Authors * Denotes Presenting Author
  1. Alberto Perez *; Mallinckrodt Institute of Radiology; University of Wisconsin School of Medicine and Public Health
  2. Meghan Lubner; University of Wisconsin School of Medicine and Public Health
  3. John Garrett; University of Wisconsin School of Medicine and Public Health
  4. Ronald Summers; National Institutes of Health
  5. Perry Pickhardt; University of Wisconsin School of Medicine and Public Health
Imaging assessment for splenomegaly is not well defined and currently utilizes suboptimal unidimensional measures. Spleen volume provides a more direct measure for organ enlargement. We applied a validated deep learning artificial intelligence (AI) tool that automatically segments the spleen for organ volume, and sought to establish thresholds for splenomegaly.

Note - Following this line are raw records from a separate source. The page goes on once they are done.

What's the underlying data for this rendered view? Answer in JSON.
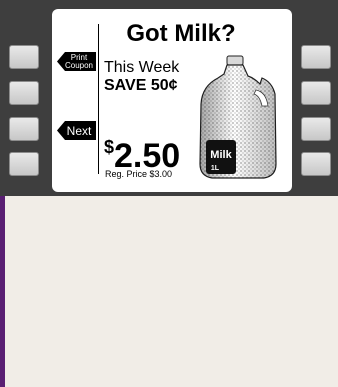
{
  "screen": {
    "title": "Got Milk?",
    "promo_line1": "This Week",
    "promo_line2": "SAVE 50¢",
    "price_symbol": "$",
    "price_value": "2.50",
    "reg_price": "Reg. Price $3.00"
  },
  "softkeys": {
    "print_coupon_line1": "Print",
    "print_coupon_line2": "Coupon",
    "next": "Next"
  },
  "jug": {
    "label": "Milk",
    "label_sub": "1L"
  },
  "colors": {
    "bezel": "#3e3e3e",
    "accent_top": "#f0b24a",
    "accent_bottom": "#5a1f73",
    "background": "#f1ede7"
  }
}
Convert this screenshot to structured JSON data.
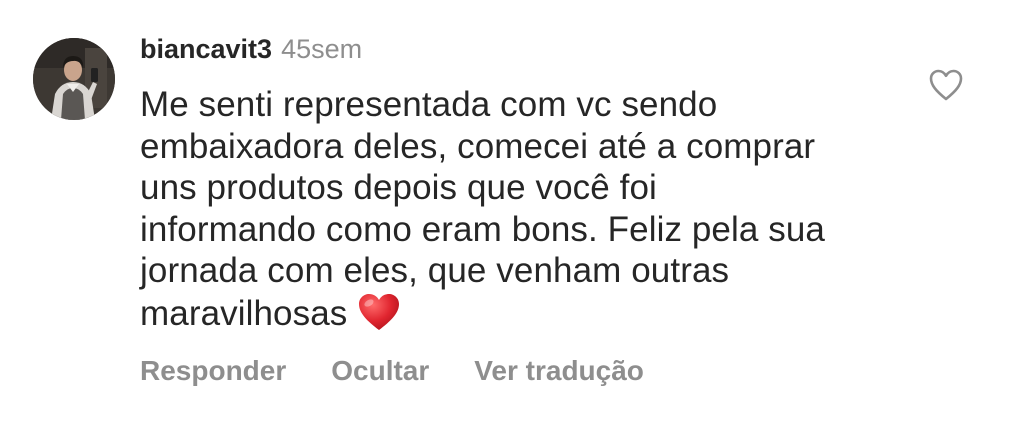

Materials and Methods:
Spleen volumes were successfully derived with the deep learning tool from all 8853 asymptomatic outpatient adults (mean age 56.3 years; 4223M/4630F) who underwent CT for either colorectal screening (n=7688 unenhanced) or renal donor evaluation (n=1165, contrast-enhanced) and from 103 of 104 (>99%) adults with end-stage liver disease (ESLD) undergoing contrast enhanced CT for pre-transplantation evaluation. Linear regression analysis was utilized to assess major patient-specific determinate(s) of spleen volume amongst age, sex, height, weight, and BSA. Threshold for splenomegaly in the asymptomatic cohort was set at two standard deviations above the mean for the final modeled equation. Performance of the final modeled equation was assessed on the ESLD cohort. Accuracy of craniocaudal and maximal 3D linear measures was assessed. Unenhanced spleen volumes were standardized to a post-contrast equivalent, reflecting a small but constant 7.6% correction.

Mean standardized automated spleen volume was 216±100 ml in the asymptomatic cohort and demonstrated a normal distribution. Patient weight was the major determinant of spleen volume. From this, a linear weight-based splenomegaly threshold volume (in ml) = 3.0*(Wt [kg])+127. Above 125 kg, the volume cutoff was not increased. Linear measures demonstrated only moderate performance for identifying volume-defined splenomegaly within the asymptomatic cohort. For example, a craniocaudal threshold of 12 cm was 57% sensitive and 95% specific, and a maximal 3D linear threshold of 12 cm was 97% sensitive and 70% specific. Mean standardized automated spleen volume in the ESLD cohort was 796±457 ml with 85% (87 of 103) of patients meeting volume-defined splenomegaly.

We derived a simple, weight-based threshold for splenomegaly using an automated spleen volume tool. If further validated in larger healthy and diseased cohorts, this approach could provide a more objective measure of spleen size from CT.